ASSIGNMENT —
Using the listing below, report each line holding the string "true".

EXTRACTED RECORDS —
········
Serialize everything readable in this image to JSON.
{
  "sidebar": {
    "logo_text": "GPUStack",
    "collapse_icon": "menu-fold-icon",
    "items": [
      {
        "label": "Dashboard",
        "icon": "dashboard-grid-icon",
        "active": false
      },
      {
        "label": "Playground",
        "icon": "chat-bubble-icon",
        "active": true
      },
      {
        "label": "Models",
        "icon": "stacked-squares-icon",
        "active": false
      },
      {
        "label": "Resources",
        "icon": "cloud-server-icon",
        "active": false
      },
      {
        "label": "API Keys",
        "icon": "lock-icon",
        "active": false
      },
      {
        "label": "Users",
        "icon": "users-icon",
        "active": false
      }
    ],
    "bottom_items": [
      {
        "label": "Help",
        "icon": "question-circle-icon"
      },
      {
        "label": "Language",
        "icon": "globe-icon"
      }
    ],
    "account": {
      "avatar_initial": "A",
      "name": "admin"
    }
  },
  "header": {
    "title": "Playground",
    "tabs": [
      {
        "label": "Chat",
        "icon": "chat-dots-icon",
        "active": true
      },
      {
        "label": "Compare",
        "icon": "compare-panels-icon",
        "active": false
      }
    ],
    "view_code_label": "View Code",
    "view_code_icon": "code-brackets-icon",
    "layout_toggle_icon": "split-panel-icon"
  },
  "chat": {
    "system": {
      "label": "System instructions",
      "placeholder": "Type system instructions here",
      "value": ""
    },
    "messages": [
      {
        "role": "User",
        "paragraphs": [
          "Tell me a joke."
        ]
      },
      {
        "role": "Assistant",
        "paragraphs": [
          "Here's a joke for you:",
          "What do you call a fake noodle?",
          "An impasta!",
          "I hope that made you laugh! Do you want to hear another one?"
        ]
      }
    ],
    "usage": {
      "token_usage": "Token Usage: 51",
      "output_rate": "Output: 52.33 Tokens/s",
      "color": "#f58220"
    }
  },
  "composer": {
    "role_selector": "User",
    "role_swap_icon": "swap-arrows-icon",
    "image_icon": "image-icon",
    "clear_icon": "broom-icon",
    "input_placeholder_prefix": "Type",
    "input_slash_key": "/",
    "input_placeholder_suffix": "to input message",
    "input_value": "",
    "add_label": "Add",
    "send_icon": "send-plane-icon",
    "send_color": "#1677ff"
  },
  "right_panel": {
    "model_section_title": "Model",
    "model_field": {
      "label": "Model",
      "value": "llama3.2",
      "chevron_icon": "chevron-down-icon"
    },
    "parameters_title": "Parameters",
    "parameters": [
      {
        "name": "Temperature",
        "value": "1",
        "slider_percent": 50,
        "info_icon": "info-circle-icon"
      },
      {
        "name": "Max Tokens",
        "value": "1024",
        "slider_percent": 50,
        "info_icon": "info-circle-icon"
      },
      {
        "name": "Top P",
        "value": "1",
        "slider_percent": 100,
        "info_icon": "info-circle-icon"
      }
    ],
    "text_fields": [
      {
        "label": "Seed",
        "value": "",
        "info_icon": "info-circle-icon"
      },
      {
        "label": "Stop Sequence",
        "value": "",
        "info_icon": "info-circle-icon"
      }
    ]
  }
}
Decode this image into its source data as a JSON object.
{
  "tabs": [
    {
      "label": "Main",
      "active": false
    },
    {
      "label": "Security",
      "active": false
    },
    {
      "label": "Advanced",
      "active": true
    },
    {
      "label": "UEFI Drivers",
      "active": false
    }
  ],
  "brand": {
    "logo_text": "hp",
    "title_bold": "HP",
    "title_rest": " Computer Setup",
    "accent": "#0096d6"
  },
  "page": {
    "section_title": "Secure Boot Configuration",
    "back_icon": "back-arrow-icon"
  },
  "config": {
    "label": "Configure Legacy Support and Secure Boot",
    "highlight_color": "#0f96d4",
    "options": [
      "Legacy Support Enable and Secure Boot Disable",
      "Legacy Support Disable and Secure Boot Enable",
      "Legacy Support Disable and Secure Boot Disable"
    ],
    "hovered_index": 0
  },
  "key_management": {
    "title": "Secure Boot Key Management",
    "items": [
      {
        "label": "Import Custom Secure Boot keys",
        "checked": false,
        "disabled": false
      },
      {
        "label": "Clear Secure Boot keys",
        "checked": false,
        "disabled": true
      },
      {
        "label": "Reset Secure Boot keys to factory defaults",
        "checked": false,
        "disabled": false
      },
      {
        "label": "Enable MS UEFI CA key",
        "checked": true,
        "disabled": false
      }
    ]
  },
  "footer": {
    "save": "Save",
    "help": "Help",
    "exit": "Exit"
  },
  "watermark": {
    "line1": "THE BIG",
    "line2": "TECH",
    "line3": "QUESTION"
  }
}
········
PROBLEM SOLUTION —
        "active": true
        "active": true
      "active": true
        "disabled": true
        "checked": true,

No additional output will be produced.